State how many lines of the data below hold the string "JSON", giving nothing but the number.

Dataset rows describing interfaces:
[Start of Attachment]

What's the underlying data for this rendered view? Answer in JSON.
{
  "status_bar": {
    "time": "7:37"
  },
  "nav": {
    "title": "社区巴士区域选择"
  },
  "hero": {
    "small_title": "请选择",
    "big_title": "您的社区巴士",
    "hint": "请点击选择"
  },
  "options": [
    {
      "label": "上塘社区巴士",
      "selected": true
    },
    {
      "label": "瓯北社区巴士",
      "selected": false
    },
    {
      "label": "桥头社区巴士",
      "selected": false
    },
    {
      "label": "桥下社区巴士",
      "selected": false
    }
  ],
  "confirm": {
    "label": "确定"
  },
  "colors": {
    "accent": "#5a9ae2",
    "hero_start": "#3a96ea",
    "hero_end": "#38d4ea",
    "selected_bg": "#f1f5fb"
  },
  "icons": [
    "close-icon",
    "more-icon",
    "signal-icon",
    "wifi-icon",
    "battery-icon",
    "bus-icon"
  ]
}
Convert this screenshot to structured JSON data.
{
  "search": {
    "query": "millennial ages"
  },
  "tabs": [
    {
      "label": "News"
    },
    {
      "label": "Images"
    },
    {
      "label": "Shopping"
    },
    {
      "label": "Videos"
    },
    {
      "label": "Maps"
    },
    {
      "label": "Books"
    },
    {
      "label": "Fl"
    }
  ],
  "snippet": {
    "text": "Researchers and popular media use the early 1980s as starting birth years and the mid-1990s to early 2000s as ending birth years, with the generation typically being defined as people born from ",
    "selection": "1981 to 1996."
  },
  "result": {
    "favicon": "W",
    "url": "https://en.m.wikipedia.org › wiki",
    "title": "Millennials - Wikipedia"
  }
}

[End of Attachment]
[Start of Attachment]

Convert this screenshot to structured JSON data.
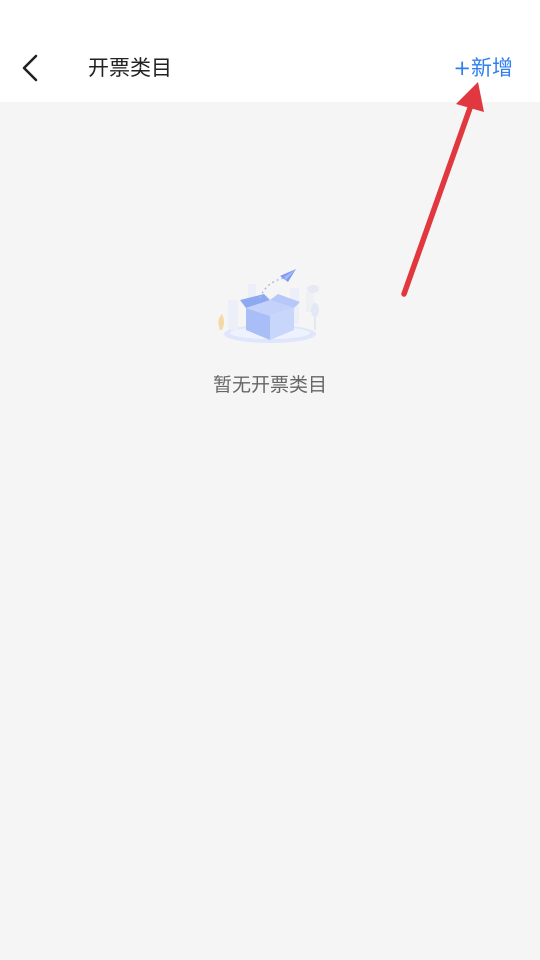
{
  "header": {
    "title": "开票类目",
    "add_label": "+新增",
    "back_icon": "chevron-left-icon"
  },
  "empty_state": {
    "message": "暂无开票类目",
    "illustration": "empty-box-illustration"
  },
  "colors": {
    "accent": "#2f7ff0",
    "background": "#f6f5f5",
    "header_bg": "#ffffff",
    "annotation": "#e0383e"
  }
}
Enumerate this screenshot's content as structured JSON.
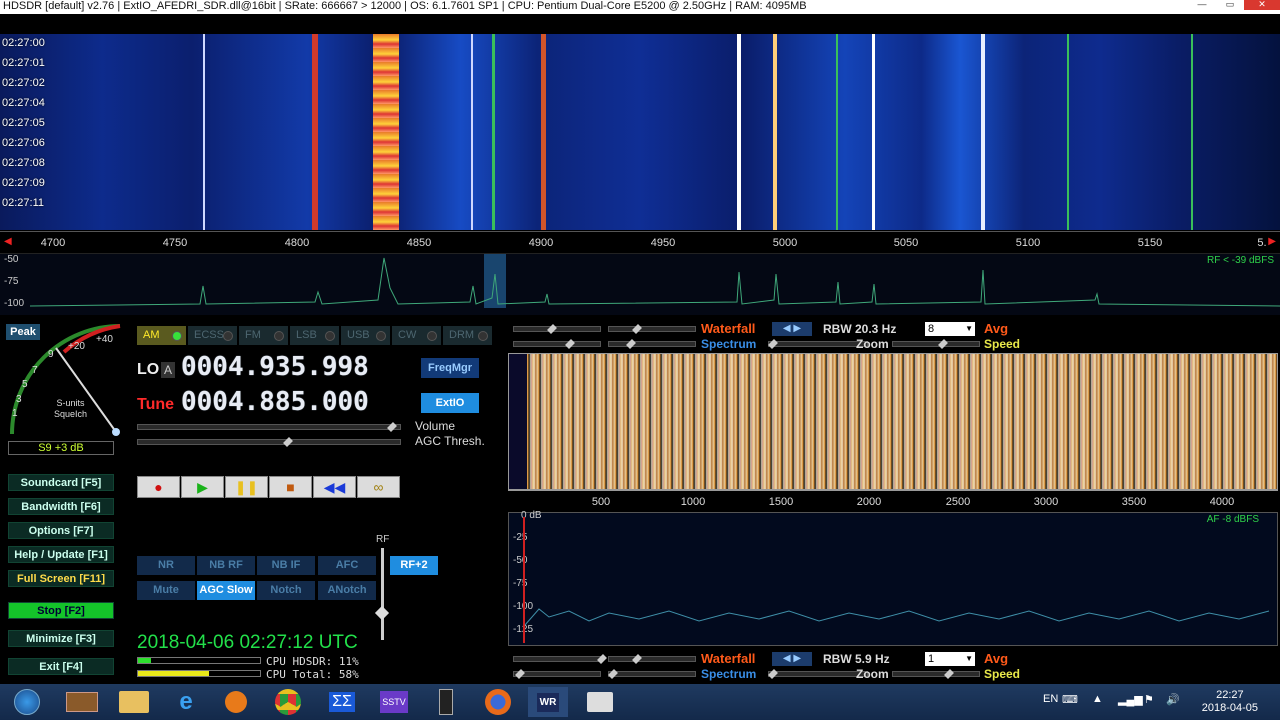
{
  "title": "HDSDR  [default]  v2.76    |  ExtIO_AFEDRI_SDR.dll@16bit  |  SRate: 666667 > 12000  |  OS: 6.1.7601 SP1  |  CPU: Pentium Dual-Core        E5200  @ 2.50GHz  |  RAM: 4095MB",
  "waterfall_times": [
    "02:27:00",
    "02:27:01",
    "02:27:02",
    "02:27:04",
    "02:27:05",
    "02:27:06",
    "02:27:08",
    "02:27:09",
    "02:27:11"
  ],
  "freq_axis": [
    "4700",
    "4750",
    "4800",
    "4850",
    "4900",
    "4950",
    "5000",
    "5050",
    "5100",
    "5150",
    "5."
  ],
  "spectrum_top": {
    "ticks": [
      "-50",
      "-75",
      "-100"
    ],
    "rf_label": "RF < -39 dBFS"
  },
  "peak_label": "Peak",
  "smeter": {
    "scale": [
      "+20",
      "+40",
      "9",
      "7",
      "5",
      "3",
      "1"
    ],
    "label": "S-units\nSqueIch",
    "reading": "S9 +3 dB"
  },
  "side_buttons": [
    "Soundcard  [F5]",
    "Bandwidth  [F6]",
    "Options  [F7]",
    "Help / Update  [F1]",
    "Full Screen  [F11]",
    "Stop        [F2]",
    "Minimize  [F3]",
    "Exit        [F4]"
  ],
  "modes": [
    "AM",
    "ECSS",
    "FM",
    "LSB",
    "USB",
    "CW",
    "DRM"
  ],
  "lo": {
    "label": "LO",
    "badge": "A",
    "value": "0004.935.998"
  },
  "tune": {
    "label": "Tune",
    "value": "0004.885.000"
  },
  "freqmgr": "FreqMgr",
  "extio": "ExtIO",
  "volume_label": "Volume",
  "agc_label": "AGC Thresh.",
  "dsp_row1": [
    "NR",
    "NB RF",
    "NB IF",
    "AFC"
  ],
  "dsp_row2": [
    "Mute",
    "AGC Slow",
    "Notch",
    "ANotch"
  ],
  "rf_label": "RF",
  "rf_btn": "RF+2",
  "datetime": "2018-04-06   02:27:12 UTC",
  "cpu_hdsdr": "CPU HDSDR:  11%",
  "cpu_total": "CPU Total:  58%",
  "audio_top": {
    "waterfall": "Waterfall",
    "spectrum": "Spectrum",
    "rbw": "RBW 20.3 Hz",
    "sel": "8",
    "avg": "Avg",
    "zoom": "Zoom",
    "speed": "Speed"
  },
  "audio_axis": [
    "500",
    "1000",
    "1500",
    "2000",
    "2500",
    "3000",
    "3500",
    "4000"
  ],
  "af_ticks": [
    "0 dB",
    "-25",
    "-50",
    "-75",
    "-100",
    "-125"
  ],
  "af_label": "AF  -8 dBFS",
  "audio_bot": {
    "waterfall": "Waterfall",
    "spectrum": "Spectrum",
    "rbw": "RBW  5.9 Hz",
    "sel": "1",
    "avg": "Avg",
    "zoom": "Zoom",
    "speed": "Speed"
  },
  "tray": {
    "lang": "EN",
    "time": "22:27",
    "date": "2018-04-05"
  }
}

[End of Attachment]

Solution to this problem
4